##### Excerpted data

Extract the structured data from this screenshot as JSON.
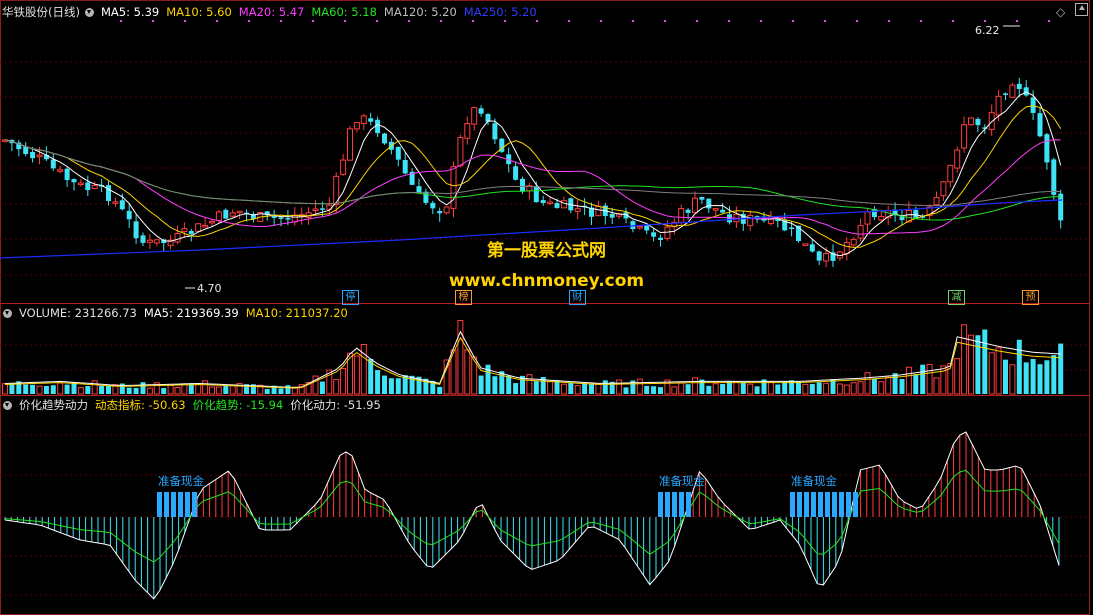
{
  "main_header": {
    "stock": "华铁股份(日线)",
    "ma5": "MA5: 5.39",
    "ma10": "MA10: 5.60",
    "ma20": "MA20: 5.47",
    "ma60": "MA60: 5.18",
    "ma120": "MA120: 5.20",
    "ma250": "MA250: 5.20"
  },
  "annotations": {
    "high": "6.22",
    "low": "4.70"
  },
  "watermark": {
    "line1": "第一股票公式网",
    "line2": "www.chnmoney.com"
  },
  "events": [
    {
      "char": "停",
      "color": "#2ba7ff"
    },
    {
      "char": "榜",
      "color": "#ff9a2e"
    },
    {
      "char": "财",
      "color": "#2ba7ff"
    },
    {
      "char": "减",
      "color": "#6fd46f"
    },
    {
      "char": "预",
      "color": "#ff9a2e"
    }
  ],
  "volume_header": {
    "volume": "VOLUME: 231266.73",
    "ma5": "MA5: 219369.39",
    "ma10": "MA10: 211037.20"
  },
  "indicator_header": {
    "name": "价化趋势动力",
    "dyn": "动态指标: -50.63",
    "trend": "价化趋势: -15.94",
    "power": "价化动力: -51.95"
  },
  "signals": [
    "准备现金",
    "准备现金",
    "准备现金"
  ],
  "colors": {
    "up": "#ff3d3d",
    "down": "#3fe3f6",
    "ma5": "#ffffff",
    "ma10": "#ffd400",
    "ma20": "#ff3dff",
    "ma60": "#21e321",
    "ma120": "#7f7f7f",
    "ma250": "#1c2cff",
    "signal": "#2ba7ff"
  }
}
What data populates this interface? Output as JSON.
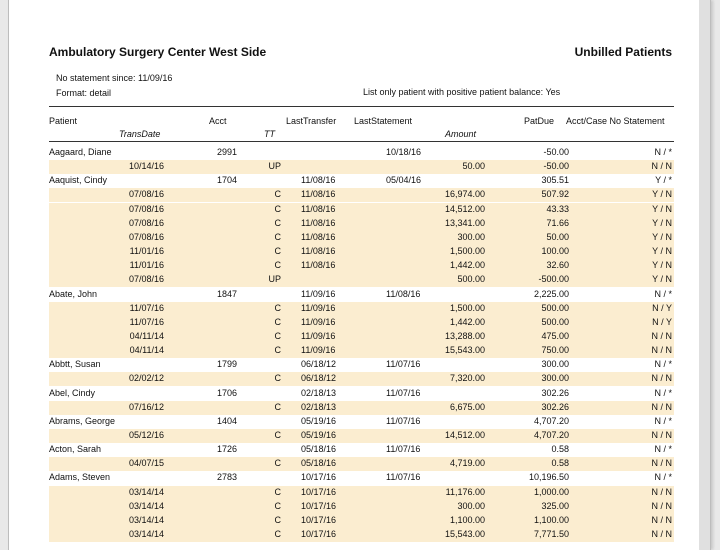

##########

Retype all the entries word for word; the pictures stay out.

*Your solution*:
Extract the structured data from this screenshot as JSON.
{
  "main_header": {
    "stock": "华铁股份(日线)",
    "ma5": "MA5: 5.39",
    "ma10": "MA10: 5.60",
    "ma20": "MA20: 5.47",
    "ma60": "MA60: 5.18",
    "ma120": "MA120: 5.20",
    "ma250": "MA250: 5.20"
  },
  "annotations": {
    "high": "6.22",
    "low": "4.70"
  },
  "watermark": {
    "line1": "第一股票公式网",
    "line2": "www.chnmoney.com"
  },
  "events": [
    {
      "char": "停",
      "color": "#2ba7ff"
    },
    {
      "char": "榜",
      "color": "#ff9a2e"
    },
    {
      "char": "财",
      "color": "#2ba7ff"
    },
    {
      "char": "减",
      "color": "#6fd46f"
    },
    {
      "char": "预",
      "color": "#ff9a2e"
    }
  ],
  "volume_header": {
    "volume": "VOLUME: 231266.73",
    "ma5": "MA5: 219369.39",
    "ma10": "MA10: 211037.20"
  },
  "indicator_header": {
    "name": "价化趋势动力",
    "dyn": "动态指标: -50.63",
    "trend": "价化趋势: -15.94",
    "power": "价化动力: -51.95"
  },
  "signals": [
    "准备现金",
    "准备现金",
    "准备现金"
  ],
  "colors": {
    "up": "#ff3d3d",
    "down": "#3fe3f6",
    "ma5": "#ffffff",
    "ma10": "#ffd400",
    "ma20": "#ff3dff",
    "ma60": "#21e321",
    "ma120": "#7f7f7f",
    "ma250": "#1c2cff",
    "signal": "#2ba7ff"
  }
}
What data populates this interface? Output as JSON.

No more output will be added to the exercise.